App and web page records:
<<<<

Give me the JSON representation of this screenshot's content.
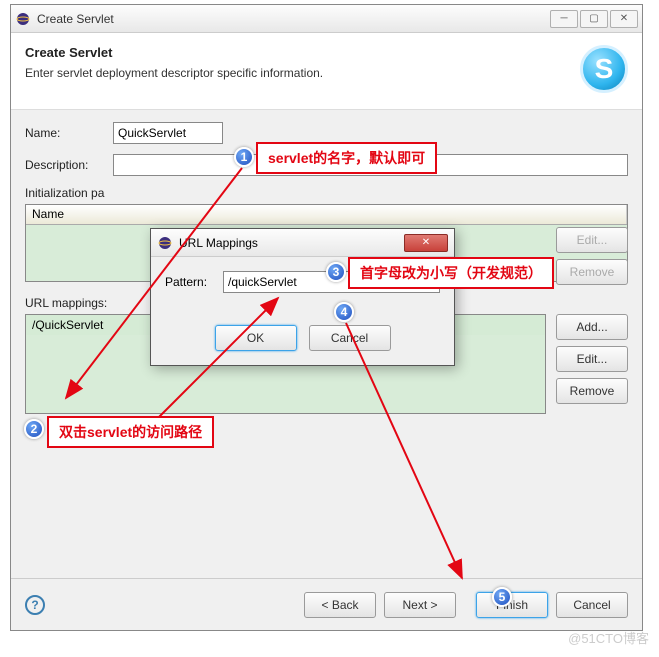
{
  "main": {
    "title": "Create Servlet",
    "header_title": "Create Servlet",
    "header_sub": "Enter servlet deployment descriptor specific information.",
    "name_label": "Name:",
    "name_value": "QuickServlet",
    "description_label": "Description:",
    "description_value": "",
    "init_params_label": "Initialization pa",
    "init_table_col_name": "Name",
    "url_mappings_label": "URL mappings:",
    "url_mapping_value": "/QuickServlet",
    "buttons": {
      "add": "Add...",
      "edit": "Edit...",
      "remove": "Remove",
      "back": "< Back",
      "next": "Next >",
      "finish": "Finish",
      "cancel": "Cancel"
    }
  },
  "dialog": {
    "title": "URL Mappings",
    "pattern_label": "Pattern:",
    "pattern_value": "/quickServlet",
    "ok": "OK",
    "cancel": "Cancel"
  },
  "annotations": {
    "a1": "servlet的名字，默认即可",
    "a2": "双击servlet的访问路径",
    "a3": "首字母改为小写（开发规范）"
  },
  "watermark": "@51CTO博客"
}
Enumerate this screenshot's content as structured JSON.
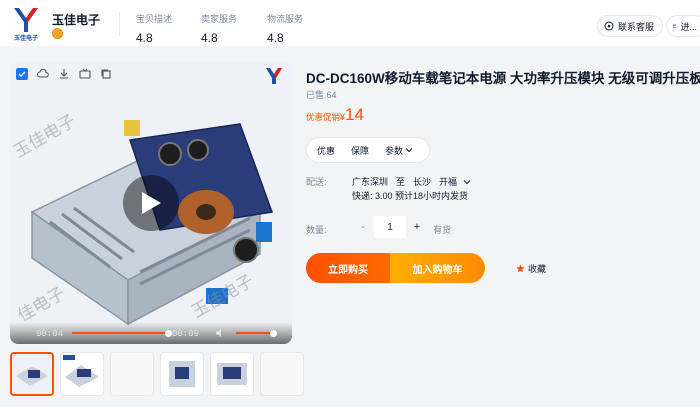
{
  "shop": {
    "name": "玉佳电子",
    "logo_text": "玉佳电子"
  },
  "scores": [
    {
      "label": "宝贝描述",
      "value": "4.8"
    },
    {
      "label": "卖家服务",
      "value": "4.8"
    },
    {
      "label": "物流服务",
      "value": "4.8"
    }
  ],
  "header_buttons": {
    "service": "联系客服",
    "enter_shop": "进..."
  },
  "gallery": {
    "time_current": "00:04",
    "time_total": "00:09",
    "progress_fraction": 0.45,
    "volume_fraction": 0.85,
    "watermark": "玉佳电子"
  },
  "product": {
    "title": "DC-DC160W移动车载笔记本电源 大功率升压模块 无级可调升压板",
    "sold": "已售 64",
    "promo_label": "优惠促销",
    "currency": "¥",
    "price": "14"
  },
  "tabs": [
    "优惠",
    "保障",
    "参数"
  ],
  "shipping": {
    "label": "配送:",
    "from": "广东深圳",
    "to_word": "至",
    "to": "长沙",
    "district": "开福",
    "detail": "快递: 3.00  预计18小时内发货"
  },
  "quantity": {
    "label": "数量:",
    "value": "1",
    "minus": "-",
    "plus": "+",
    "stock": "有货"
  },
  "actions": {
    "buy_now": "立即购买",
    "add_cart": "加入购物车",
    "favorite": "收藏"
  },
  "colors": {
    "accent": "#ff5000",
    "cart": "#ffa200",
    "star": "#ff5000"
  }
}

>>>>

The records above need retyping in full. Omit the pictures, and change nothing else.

• The answer
Give me the JSON representation of this screenshot's content.
{
  "main": {
    "title": "Create Servlet",
    "header_title": "Create Servlet",
    "header_sub": "Enter servlet deployment descriptor specific information.",
    "name_label": "Name:",
    "name_value": "QuickServlet",
    "description_label": "Description:",
    "description_value": "",
    "init_params_label": "Initialization pa",
    "init_table_col_name": "Name",
    "url_mappings_label": "URL mappings:",
    "url_mapping_value": "/QuickServlet",
    "buttons": {
      "add": "Add...",
      "edit": "Edit...",
      "remove": "Remove",
      "back": "< Back",
      "next": "Next >",
      "finish": "Finish",
      "cancel": "Cancel"
    }
  },
  "dialog": {
    "title": "URL Mappings",
    "pattern_label": "Pattern:",
    "pattern_value": "/quickServlet",
    "ok": "OK",
    "cancel": "Cancel"
  },
  "annotations": {
    "a1": "servlet的名字，默认即可",
    "a2": "双击servlet的访问路径",
    "a3": "首字母改为小写（开发规范）"
  },
  "watermark": "@51CTO博客"
}
Enumerate this screenshot's content as structured JSON.
{
  "shop": {
    "name": "玉佳电子",
    "logo_text": "玉佳电子"
  },
  "scores": [
    {
      "label": "宝贝描述",
      "value": "4.8"
    },
    {
      "label": "卖家服务",
      "value": "4.8"
    },
    {
      "label": "物流服务",
      "value": "4.8"
    }
  ],
  "header_buttons": {
    "service": "联系客服",
    "enter_shop": "进..."
  },
  "gallery": {
    "time_current": "00:04",
    "time_total": "00:09",
    "progress_fraction": 0.45,
    "volume_fraction": 0.85,
    "watermark": "玉佳电子"
  },
  "product": {
    "title": "DC-DC160W移动车载笔记本电源 大功率升压模块 无级可调升压板",
    "sold": "已售 64",
    "promo_label": "优惠促销",
    "currency": "¥",
    "price": "14"
  },
  "tabs": [
    "优惠",
    "保障",
    "参数"
  ],
  "shipping": {
    "label": "配送:",
    "from": "广东深圳",
    "to_word": "至",
    "to": "长沙",
    "district": "开福",
    "detail": "快递: 3.00  预计18小时内发货"
  },
  "quantity": {
    "label": "数量:",
    "value": "1",
    "minus": "-",
    "plus": "+",
    "stock": "有货"
  },
  "actions": {
    "buy_now": "立即购买",
    "add_cart": "加入购物车",
    "favorite": "收藏"
  },
  "colors": {
    "accent": "#ff5000",
    "cart": "#ffa200",
    "star": "#ff5000"
  }
}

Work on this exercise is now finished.